1. To deprive (a plant or a vegetated area, for example) of leaves.
2. To cause the leaves of (a plant or plants) to fall off, especially by the use of chemicals.
To lose foliage.
[Late Latin dēfoliāre, dēfoliāt- : Latin dē-, de- + Latin folium, leaf; see bhel- in Indo-European roots.]
de·fo′li·ate (-ĭt) adj.
1. (Botany) to deprive (a plant) of its leaves, as by the use of a herbicide, or (of a plant) to shed its leaves
2. (Chemistry) to deprive (a plant) of its leaves, as by the use of a herbicide, or (of a plant) to shed its leaves

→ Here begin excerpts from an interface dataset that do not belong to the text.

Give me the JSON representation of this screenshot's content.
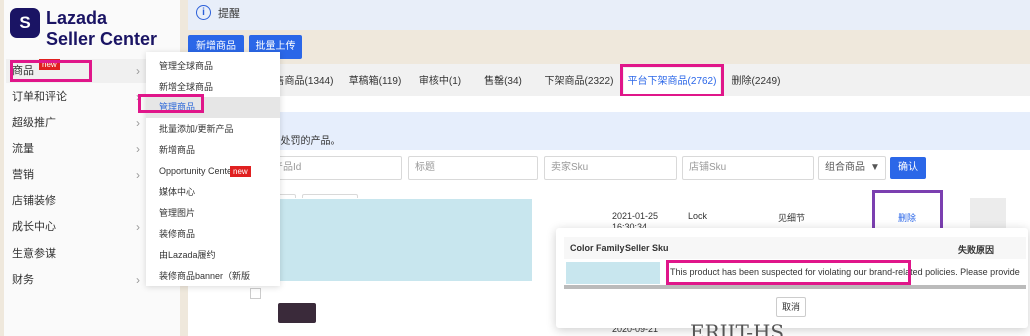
{
  "sidebar": {
    "logo_mark": "S",
    "logo_line1": "Lazada",
    "logo_line2": "Seller Center",
    "new_badge": "new",
    "items": [
      {
        "label": "商品",
        "chevron": "›"
      },
      {
        "label": "订单和评论",
        "chevron": "›"
      },
      {
        "label": "超级推广",
        "chevron": "›"
      },
      {
        "label": "流量",
        "chevron": "›"
      },
      {
        "label": "营销",
        "chevron": "›"
      },
      {
        "label": "店铺装修",
        "chevron": ""
      },
      {
        "label": "成长中心",
        "chevron": "›"
      },
      {
        "label": "生意参谋",
        "chevron": ""
      },
      {
        "label": "财务",
        "chevron": "›"
      }
    ]
  },
  "submenu": {
    "items": [
      "管理全球商品",
      "新增全球商品",
      "管理商品",
      "批量添加/更新产品",
      "新增商品",
      "Opportunity Center",
      "媒体中心",
      "管理图片",
      "装修商品",
      "由Lazada履约",
      "装修商品banner（新版"
    ],
    "new_badge": "new"
  },
  "notice": {
    "title": "提醒",
    "icon": "info-icon",
    "text": "SKU处罚的产品。"
  },
  "actions": {
    "add_product": "新增商品",
    "bulk_upload": "批量上传"
  },
  "tabs": [
    "售商品(1344)",
    "草稿箱(119)",
    "审核中(1)",
    "售罄(34)",
    "下架商品(2322)",
    "平台下架商品(2762)",
    "删除(2249)"
  ],
  "filters": {
    "product_id": "产品Id",
    "title": "标题",
    "seller_sku": "卖家Sku",
    "shop_sku": "店铺Sku",
    "combo": "组合商品",
    "confirm": "确认"
  },
  "table": {
    "row1": {
      "date": "2021-01-25",
      "time": "16:30:34",
      "status": "Lock",
      "reason": "见细节",
      "delete": "删除"
    },
    "row2": {
      "date": "2020-09-21"
    }
  },
  "popup": {
    "col_color_family": "Color Family",
    "col_seller_sku": "Seller Sku",
    "col_reason": "失败原因",
    "message": "This product has been suspected for violating our brand-related policies. Please provide authorization lett",
    "cancel": "取消"
  },
  "bottom_text": "ERIIT-HS",
  "colors": {
    "brand": "#1a1464",
    "accent": "#2b67e8",
    "highlight": "#e0168a",
    "highlight_alt": "#7b3fb0"
  }
}
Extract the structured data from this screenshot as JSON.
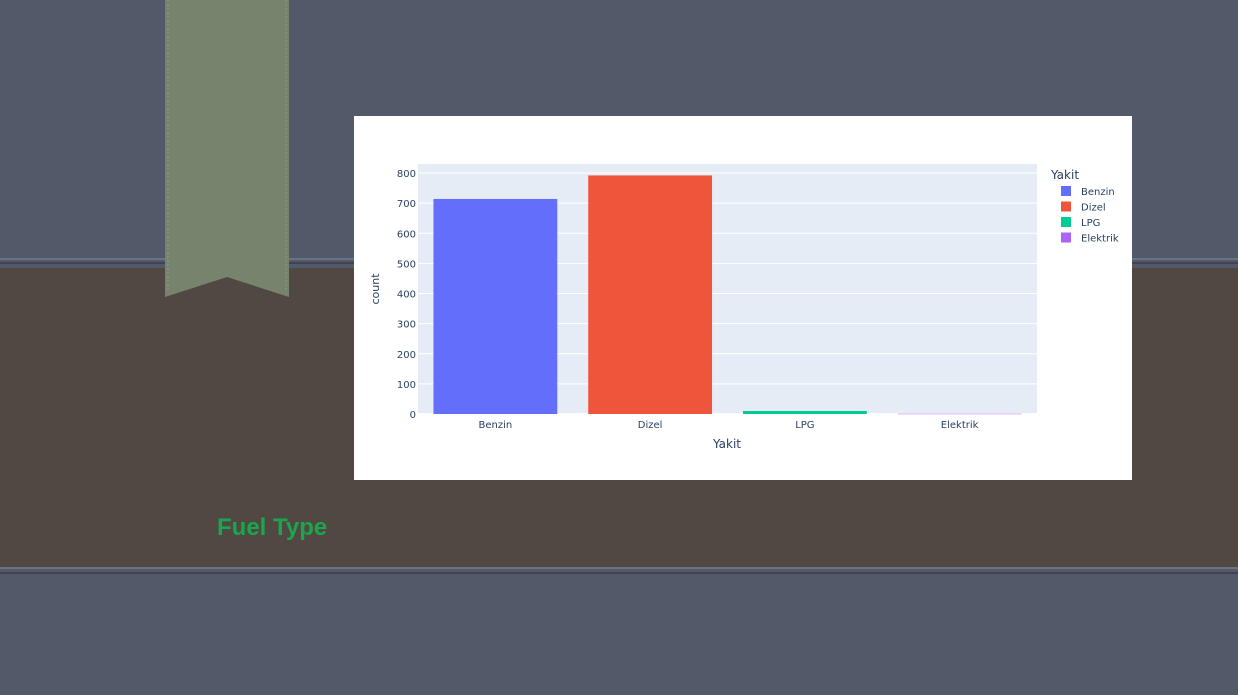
{
  "slide": {
    "title": "Fuel Type",
    "title_color": "#1aa64a",
    "background_color": "#525a6a",
    "band_color": "#514843",
    "ribbon_color": "#77846d"
  },
  "chart_data": {
    "type": "bar",
    "categories": [
      "Benzin",
      "Dizel",
      "LPG",
      "Elektrik"
    ],
    "values": [
      714,
      792,
      10,
      1
    ],
    "colors": [
      "#636efa",
      "#ef553b",
      "#00cc96",
      "#ab63fa"
    ],
    "xlabel": "Yakit",
    "ylabel": "count",
    "ylim": [
      0,
      830
    ],
    "yticks": [
      0,
      100,
      200,
      300,
      400,
      500,
      600,
      700,
      800
    ],
    "grid": true,
    "legend": {
      "title": "Yakit",
      "placement": "right",
      "entries": [
        "Benzin",
        "Dizel",
        "LPG",
        "Elektrik"
      ]
    }
  }
}
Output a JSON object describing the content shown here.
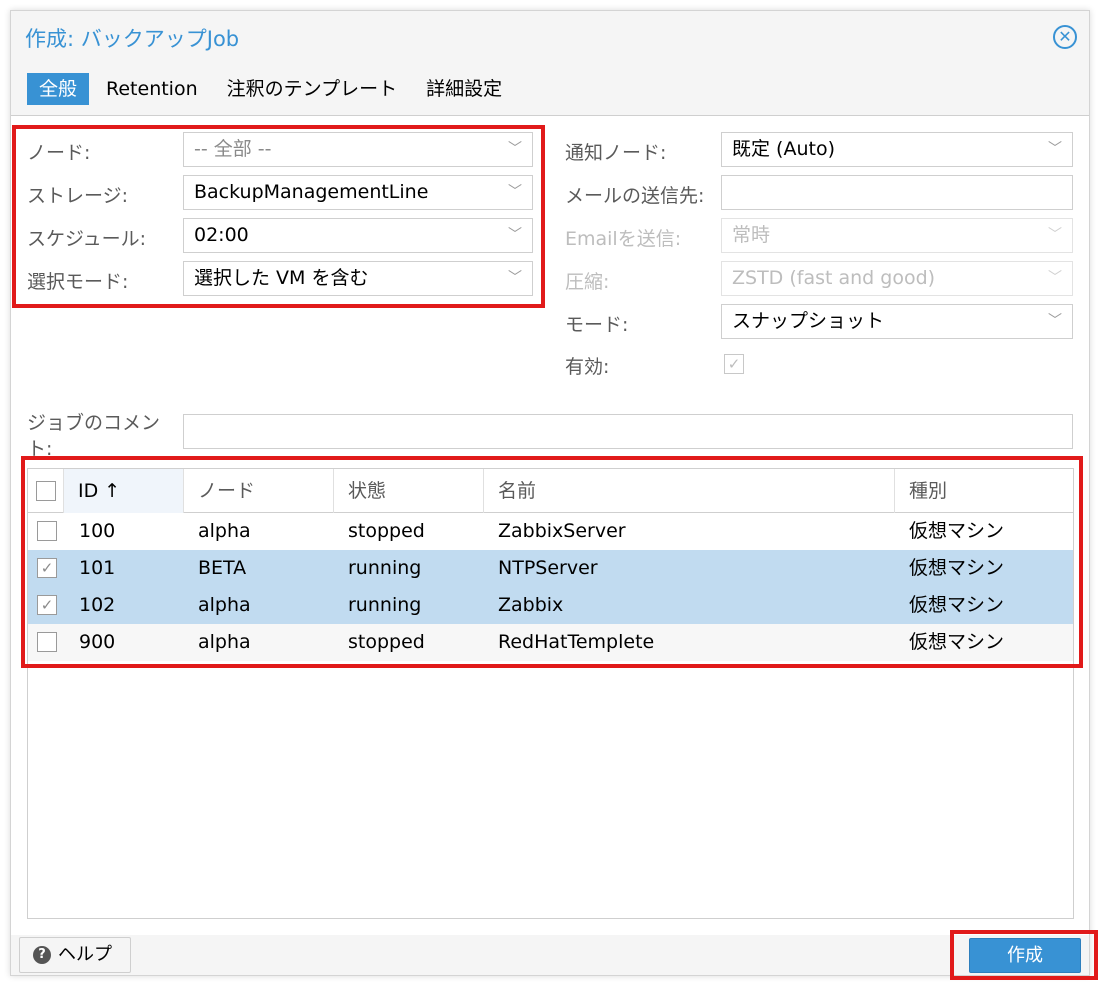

(Botany) (of a plant) having shed its leaves
[C18: from Medieval Latin dēfoliāre, from Latin de- + folium leaf]
v. -at•ed, -at•ing. v.t.
1. to strip (trees, etc.) of leaves.
2. to cause widespread loss of leaves in (an area of jungle, forest, etc.), as to deprive an enemy of concealment.v.i.
3. to lose leaves.
[1785–1795; < Medieval Latin dēfoliātus, past participle of dēfoliāre= Latin dē- de- + -foliāre, v. derivative of folium leaf]
Past participle: defoliated